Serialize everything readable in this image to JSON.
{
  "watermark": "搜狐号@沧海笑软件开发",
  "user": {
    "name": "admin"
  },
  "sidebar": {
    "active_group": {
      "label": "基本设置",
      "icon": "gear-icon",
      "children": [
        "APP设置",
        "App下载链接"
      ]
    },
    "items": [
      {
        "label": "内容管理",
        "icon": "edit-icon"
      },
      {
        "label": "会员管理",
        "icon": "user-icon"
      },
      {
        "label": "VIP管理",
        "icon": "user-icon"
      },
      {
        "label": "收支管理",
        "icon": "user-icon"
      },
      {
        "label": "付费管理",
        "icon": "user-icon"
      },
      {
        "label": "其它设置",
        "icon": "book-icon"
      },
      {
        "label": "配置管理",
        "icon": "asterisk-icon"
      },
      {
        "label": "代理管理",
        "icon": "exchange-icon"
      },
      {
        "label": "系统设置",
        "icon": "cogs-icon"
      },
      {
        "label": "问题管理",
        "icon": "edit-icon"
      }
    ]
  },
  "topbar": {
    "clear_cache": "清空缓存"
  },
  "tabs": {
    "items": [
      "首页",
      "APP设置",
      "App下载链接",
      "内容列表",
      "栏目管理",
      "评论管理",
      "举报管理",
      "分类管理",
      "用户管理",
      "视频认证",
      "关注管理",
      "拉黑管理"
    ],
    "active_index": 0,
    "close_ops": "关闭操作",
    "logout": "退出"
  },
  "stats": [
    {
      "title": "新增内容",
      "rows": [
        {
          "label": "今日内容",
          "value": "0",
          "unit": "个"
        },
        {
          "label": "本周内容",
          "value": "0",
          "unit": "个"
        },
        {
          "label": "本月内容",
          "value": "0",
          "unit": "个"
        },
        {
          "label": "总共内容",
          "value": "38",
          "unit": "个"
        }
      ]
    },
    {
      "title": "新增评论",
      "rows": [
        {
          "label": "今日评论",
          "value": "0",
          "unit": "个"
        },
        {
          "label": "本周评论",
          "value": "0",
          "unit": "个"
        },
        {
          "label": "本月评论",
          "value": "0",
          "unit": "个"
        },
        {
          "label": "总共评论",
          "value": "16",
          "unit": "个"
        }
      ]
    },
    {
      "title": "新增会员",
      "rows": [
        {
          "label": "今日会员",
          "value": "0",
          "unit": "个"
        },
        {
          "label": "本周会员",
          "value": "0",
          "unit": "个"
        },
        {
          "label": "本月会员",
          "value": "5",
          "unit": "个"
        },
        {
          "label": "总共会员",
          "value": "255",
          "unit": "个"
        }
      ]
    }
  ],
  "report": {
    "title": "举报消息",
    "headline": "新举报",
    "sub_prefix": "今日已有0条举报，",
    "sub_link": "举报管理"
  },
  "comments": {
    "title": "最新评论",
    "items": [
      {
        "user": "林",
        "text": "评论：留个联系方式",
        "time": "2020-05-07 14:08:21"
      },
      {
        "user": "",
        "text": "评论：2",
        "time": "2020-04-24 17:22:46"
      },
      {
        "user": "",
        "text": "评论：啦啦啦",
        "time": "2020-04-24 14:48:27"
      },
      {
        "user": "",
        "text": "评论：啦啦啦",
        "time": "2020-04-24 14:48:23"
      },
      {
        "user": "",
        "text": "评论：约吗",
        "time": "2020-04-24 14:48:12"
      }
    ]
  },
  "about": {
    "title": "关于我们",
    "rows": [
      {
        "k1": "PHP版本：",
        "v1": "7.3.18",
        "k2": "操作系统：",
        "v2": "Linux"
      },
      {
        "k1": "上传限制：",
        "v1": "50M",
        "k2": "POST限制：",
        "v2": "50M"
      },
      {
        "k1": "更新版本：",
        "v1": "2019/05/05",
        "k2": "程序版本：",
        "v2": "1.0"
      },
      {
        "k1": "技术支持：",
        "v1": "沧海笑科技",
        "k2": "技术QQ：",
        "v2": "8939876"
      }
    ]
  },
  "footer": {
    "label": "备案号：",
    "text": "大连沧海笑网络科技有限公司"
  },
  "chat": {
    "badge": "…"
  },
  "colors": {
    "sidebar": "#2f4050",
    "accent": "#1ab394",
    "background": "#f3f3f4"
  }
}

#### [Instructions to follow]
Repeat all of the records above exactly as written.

#### [Exercise response]
Serialize everything readable in this image to JSON.
{
  "watermark": "搜狐号@沧海笑软件开发",
  "user": {
    "name": "admin"
  },
  "sidebar": {
    "active_group": {
      "label": "基本设置",
      "icon": "gear-icon",
      "children": [
        "APP设置",
        "App下载链接"
      ]
    },
    "items": [
      {
        "label": "内容管理",
        "icon": "edit-icon"
      },
      {
        "label": "会员管理",
        "icon": "user-icon"
      },
      {
        "label": "VIP管理",
        "icon": "user-icon"
      },
      {
        "label": "收支管理",
        "icon": "user-icon"
      },
      {
        "label": "付费管理",
        "icon": "user-icon"
      },
      {
        "label": "其它设置",
        "icon": "book-icon"
      },
      {
        "label": "配置管理",
        "icon": "asterisk-icon"
      },
      {
        "label": "代理管理",
        "icon": "exchange-icon"
      },
      {
        "label": "系统设置",
        "icon": "cogs-icon"
      },
      {
        "label": "问题管理",
        "icon": "edit-icon"
      }
    ]
  },
  "topbar": {
    "clear_cache": "清空缓存"
  },
  "tabs": {
    "items": [
      "首页",
      "APP设置",
      "App下载链接",
      "内容列表",
      "栏目管理",
      "评论管理",
      "举报管理",
      "分类管理",
      "用户管理",
      "视频认证",
      "关注管理",
      "拉黑管理"
    ],
    "active_index": 0,
    "close_ops": "关闭操作",
    "logout": "退出"
  },
  "stats": [
    {
      "title": "新增内容",
      "rows": [
        {
          "label": "今日内容",
          "value": "0",
          "unit": "个"
        },
        {
          "label": "本周内容",
          "value": "0",
          "unit": "个"
        },
        {
          "label": "本月内容",
          "value": "0",
          "unit": "个"
        },
        {
          "label": "总共内容",
          "value": "38",
          "unit": "个"
        }
      ]
    },
    {
      "title": "新增评论",
      "rows": [
        {
          "label": "今日评论",
          "value": "0",
          "unit": "个"
        },
        {
          "label": "本周评论",
          "value": "0",
          "unit": "个"
        },
        {
          "label": "本月评论",
          "value": "0",
          "unit": "个"
        },
        {
          "label": "总共评论",
          "value": "16",
          "unit": "个"
        }
      ]
    },
    {
      "title": "新增会员",
      "rows": [
        {
          "label": "今日会员",
          "value": "0",
          "unit": "个"
        },
        {
          "label": "本周会员",
          "value": "0",
          "unit": "个"
        },
        {
          "label": "本月会员",
          "value": "5",
          "unit": "个"
        },
        {
          "label": "总共会员",
          "value": "255",
          "unit": "个"
        }
      ]
    }
  ],
  "report": {
    "title": "举报消息",
    "headline": "新举报",
    "sub_prefix": "今日已有0条举报，",
    "sub_link": "举报管理"
  },
  "comments": {
    "title": "最新评论",
    "items": [
      {
        "user": "林",
        "text": "评论：留个联系方式",
        "time": "2020-05-07 14:08:21"
      },
      {
        "user": "",
        "text": "评论：2",
        "time": "2020-04-24 17:22:46"
      },
      {
        "user": "",
        "text": "评论：啦啦啦",
        "time": "2020-04-24 14:48:27"
      },
      {
        "user": "",
        "text": "评论：啦啦啦",
        "time": "2020-04-24 14:48:23"
      },
      {
        "user": "",
        "text": "评论：约吗",
        "time": "2020-04-24 14:48:12"
      }
    ]
  },
  "about": {
    "title": "关于我们",
    "rows": [
      {
        "k1": "PHP版本：",
        "v1": "7.3.18",
        "k2": "操作系统：",
        "v2": "Linux"
      },
      {
        "k1": "上传限制：",
        "v1": "50M",
        "k2": "POST限制：",
        "v2": "50M"
      },
      {
        "k1": "更新版本：",
        "v1": "2019/05/05",
        "k2": "程序版本：",
        "v2": "1.0"
      },
      {
        "k1": "技术支持：",
        "v1": "沧海笑科技",
        "k2": "技术QQ：",
        "v2": "8939876"
      }
    ]
  },
  "footer": {
    "label": "备案号：",
    "text": "大连沧海笑网络科技有限公司"
  },
  "chat": {
    "badge": "…"
  },
  "colors": {
    "sidebar": "#2f4050",
    "accent": "#1ab394",
    "background": "#f3f3f4"
  }
}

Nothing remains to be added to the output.